| The task |
From the listing below, select every line where the word "视频播放" appears.

= Beginning of Section =

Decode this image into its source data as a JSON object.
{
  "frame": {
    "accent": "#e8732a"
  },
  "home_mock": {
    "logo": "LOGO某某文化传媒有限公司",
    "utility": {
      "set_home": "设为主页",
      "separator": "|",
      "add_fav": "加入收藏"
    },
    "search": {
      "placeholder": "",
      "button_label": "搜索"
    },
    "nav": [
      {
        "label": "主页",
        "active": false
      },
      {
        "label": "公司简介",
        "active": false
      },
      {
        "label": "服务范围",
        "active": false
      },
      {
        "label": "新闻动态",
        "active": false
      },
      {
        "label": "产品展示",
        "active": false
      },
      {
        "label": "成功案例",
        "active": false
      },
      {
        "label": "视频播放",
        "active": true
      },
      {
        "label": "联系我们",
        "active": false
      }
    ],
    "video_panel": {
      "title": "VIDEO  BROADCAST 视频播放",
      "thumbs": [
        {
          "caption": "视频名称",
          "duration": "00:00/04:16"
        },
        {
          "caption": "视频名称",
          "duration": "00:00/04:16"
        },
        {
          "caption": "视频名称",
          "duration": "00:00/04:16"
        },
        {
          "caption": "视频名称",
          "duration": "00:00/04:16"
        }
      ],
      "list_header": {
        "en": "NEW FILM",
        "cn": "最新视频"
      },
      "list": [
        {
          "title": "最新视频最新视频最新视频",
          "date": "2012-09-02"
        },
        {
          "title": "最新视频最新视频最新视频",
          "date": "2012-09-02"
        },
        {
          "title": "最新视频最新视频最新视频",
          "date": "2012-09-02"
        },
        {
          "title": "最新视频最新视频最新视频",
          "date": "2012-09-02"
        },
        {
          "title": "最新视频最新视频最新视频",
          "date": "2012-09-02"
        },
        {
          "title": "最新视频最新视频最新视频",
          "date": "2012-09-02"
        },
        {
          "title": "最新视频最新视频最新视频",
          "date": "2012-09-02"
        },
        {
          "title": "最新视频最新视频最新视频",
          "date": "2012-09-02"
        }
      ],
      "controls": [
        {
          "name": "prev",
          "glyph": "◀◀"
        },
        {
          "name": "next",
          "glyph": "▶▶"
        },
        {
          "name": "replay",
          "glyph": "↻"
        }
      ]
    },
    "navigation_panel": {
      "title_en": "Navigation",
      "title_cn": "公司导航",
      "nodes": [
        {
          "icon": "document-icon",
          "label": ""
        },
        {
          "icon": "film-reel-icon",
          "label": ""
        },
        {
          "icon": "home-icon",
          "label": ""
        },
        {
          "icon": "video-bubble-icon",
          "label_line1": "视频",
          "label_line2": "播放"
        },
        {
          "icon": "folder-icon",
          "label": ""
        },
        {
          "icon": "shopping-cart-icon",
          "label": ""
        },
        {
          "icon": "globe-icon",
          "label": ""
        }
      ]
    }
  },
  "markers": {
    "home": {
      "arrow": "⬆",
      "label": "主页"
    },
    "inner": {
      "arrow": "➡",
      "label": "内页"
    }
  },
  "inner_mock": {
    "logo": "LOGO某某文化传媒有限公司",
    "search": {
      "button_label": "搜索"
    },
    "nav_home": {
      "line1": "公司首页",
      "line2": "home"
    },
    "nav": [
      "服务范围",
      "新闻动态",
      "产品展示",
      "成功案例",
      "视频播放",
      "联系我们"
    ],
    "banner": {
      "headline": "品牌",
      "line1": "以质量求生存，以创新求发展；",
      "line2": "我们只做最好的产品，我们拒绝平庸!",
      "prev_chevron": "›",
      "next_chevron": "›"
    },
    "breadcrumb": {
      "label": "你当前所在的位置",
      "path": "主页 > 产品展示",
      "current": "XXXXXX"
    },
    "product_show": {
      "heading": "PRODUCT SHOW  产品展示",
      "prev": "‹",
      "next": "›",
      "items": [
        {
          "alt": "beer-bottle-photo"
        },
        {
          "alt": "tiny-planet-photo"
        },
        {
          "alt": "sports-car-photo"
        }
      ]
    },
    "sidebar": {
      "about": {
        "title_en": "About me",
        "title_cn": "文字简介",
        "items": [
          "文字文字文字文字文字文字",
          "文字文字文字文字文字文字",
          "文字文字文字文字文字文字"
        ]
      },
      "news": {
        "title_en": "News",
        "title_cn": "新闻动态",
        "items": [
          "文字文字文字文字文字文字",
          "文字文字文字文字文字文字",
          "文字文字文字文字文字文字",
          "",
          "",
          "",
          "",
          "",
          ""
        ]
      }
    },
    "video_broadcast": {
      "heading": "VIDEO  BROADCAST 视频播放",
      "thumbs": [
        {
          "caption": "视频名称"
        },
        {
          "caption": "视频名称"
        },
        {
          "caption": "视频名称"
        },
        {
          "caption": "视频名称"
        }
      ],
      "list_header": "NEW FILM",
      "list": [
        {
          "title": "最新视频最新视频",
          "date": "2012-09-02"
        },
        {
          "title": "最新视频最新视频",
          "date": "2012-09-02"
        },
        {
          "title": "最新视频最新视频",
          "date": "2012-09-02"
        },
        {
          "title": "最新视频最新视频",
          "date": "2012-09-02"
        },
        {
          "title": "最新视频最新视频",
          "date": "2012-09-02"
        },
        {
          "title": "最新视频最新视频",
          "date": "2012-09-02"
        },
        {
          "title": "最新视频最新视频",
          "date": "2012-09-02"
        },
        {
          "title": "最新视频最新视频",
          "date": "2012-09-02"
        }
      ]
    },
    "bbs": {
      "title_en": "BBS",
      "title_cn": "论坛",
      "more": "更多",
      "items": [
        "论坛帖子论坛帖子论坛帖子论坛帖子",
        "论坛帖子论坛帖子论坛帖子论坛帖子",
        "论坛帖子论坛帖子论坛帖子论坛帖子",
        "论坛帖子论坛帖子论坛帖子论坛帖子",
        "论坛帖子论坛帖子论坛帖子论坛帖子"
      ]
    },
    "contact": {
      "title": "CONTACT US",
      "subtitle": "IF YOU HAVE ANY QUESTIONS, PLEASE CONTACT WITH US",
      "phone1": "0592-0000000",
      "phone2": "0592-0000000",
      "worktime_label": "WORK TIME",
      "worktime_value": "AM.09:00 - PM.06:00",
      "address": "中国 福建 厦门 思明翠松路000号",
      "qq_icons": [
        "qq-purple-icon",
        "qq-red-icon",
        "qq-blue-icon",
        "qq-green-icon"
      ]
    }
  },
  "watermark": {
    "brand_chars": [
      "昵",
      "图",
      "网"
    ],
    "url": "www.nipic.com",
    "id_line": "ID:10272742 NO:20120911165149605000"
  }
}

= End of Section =

| Answer to this task |
        "label": "视频播放",
      "title": "VIDEO  BROADCAST 视频播放",
      "视频播放",
      "heading": "VIDEO  BROADCAST 视频播放",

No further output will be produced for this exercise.